→ What you should do
Read the entries below and pull out each line with the string "text".

..............................

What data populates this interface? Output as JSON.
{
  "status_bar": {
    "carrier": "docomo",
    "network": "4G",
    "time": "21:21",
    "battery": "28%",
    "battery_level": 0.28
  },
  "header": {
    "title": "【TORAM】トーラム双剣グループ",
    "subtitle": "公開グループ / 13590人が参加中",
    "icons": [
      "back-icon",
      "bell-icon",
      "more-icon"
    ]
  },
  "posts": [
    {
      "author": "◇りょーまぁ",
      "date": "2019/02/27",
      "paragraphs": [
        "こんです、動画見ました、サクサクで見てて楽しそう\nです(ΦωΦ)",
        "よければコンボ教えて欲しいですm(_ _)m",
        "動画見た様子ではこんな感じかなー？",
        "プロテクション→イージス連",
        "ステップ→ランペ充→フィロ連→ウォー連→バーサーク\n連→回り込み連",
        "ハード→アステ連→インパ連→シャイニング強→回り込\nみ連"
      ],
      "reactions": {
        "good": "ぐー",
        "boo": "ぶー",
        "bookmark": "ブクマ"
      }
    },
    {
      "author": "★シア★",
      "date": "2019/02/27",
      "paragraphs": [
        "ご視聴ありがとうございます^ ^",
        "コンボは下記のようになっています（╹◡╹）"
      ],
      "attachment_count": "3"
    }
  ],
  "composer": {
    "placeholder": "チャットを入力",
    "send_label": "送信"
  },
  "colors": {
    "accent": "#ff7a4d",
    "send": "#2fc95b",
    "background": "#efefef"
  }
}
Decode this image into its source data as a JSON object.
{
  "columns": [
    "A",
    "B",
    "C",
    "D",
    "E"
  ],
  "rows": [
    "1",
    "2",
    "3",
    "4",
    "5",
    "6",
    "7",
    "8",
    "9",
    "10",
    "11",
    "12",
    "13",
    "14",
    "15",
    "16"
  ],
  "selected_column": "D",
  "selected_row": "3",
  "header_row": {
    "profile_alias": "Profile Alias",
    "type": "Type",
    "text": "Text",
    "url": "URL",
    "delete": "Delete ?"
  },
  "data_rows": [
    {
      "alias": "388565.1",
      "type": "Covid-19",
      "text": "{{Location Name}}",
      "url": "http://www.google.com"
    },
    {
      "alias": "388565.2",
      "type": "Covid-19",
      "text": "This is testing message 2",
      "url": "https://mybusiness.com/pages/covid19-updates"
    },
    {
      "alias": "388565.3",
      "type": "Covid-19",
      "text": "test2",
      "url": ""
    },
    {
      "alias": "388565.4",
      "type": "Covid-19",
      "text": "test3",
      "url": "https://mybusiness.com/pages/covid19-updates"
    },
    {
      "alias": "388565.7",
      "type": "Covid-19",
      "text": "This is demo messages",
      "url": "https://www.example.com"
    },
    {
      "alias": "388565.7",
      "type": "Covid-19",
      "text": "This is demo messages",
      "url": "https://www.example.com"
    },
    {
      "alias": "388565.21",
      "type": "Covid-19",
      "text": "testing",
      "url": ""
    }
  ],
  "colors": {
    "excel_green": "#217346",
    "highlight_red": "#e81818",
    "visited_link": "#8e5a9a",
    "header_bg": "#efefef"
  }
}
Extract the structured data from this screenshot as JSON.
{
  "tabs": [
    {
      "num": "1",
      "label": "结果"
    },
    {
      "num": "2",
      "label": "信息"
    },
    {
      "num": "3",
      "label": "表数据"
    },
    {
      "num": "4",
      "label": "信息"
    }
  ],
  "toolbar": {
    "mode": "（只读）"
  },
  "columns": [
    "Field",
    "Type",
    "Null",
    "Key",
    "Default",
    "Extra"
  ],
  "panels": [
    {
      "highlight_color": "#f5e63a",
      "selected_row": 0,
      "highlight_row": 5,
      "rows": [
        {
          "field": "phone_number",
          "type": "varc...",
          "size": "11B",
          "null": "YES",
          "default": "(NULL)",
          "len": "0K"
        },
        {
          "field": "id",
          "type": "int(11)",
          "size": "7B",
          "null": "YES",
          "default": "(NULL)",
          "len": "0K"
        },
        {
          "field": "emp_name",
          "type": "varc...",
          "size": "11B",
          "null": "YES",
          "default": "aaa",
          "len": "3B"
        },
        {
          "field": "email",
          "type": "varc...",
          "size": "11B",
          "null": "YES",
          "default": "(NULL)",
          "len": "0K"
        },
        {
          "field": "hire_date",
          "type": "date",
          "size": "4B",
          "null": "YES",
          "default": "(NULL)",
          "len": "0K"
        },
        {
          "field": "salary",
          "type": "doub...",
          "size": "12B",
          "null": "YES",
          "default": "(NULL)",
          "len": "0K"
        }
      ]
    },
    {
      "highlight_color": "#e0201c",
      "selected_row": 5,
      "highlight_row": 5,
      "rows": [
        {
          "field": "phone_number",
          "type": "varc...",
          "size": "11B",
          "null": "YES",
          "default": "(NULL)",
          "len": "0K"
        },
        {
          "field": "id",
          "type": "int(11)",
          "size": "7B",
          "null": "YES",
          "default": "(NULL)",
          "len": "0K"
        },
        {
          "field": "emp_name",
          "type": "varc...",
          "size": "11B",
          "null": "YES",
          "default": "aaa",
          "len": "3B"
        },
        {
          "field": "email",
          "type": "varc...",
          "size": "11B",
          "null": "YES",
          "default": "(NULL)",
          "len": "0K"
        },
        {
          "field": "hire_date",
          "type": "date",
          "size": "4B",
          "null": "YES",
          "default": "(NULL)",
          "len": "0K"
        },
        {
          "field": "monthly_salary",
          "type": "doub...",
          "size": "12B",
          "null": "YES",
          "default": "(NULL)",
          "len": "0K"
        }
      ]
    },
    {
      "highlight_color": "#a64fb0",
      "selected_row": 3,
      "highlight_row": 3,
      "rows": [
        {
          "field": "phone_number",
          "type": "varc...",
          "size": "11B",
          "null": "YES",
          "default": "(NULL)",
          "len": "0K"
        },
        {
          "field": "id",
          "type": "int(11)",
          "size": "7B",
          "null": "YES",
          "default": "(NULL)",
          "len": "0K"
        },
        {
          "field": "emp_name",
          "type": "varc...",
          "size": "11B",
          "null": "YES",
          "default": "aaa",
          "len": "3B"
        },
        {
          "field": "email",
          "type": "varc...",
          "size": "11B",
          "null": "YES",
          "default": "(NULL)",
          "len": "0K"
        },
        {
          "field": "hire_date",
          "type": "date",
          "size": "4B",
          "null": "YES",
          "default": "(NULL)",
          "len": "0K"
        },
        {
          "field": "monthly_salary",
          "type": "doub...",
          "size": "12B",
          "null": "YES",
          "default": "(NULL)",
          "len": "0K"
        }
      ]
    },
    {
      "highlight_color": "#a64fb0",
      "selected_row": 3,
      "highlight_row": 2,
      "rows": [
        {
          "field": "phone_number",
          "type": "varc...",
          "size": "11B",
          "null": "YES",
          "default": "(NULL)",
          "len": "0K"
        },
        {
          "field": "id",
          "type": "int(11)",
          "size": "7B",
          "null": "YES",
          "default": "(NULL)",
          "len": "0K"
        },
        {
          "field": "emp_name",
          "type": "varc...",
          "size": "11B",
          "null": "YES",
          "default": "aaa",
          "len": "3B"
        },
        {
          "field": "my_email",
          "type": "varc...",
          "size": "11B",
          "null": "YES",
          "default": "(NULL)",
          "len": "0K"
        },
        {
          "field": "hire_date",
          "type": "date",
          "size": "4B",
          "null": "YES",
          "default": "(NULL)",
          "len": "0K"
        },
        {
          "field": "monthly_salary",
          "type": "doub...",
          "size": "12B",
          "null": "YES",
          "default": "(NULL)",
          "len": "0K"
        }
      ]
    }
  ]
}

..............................

→ Answer area
    "text": "Text",
      "text": "{{Location Name}}",
      "text": "This is testing message 2",
      "text": "test2",
      "text": "test3",
      "text": "This is demo messages",
      "text": "This is demo messages",
      "text": "testing",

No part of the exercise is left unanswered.